WORK ITEM: Go line by line through the entries below and copy those containing the string "tail".

Data about app and page elements:
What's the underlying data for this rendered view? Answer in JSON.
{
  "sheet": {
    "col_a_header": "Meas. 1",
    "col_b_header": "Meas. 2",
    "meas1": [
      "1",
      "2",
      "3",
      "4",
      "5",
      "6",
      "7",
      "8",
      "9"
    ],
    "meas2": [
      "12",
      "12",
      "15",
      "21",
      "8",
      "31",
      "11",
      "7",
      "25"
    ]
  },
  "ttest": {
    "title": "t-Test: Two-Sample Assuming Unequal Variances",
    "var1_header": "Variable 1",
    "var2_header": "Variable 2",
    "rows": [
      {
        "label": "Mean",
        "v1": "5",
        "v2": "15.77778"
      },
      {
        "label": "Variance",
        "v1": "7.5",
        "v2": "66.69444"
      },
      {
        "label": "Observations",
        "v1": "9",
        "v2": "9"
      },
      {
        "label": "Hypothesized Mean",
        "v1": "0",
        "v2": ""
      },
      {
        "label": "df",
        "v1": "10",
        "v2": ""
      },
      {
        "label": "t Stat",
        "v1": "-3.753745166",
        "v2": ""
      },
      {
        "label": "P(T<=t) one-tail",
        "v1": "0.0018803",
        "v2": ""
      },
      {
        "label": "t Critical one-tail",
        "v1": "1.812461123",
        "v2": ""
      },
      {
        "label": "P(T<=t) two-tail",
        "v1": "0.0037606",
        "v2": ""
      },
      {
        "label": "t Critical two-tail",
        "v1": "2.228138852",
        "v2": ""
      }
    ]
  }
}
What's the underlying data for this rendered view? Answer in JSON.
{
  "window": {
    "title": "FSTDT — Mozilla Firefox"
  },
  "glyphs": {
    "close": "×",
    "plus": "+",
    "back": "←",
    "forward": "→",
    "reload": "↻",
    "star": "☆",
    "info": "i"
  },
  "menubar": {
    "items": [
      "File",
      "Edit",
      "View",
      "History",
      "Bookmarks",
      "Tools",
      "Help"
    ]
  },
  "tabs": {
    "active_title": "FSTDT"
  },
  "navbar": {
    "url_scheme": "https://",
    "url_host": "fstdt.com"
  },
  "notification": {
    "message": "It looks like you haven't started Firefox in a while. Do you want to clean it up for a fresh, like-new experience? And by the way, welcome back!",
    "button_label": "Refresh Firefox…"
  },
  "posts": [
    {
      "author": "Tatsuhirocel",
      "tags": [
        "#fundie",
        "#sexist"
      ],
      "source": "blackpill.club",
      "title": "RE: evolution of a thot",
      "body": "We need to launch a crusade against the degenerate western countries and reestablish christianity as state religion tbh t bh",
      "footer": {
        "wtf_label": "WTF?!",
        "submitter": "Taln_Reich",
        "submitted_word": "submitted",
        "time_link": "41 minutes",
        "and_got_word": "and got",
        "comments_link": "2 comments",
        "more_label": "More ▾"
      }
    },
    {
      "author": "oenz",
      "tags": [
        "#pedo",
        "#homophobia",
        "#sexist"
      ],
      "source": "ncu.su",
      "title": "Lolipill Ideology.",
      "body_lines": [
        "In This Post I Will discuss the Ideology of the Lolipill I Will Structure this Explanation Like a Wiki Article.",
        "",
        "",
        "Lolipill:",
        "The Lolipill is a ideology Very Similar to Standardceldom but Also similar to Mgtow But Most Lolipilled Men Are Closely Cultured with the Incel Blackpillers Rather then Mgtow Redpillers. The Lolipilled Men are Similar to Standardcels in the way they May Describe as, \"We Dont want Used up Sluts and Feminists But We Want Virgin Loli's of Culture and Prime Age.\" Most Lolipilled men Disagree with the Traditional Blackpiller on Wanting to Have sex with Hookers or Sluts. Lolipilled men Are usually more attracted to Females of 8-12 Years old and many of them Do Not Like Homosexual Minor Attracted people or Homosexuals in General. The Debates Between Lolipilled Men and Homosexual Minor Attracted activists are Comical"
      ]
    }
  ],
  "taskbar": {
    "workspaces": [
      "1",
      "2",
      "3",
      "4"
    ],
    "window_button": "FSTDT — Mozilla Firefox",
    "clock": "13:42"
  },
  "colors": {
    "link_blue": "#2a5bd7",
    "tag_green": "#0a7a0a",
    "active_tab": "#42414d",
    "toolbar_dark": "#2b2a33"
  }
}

RESPONSE TO THIS TASK:
        "label": "P(T<=t) one-tail",
        "label": "t Critical one-tail",
        "label": "P(T<=t) two-tail",
        "label": "t Critical two-tail",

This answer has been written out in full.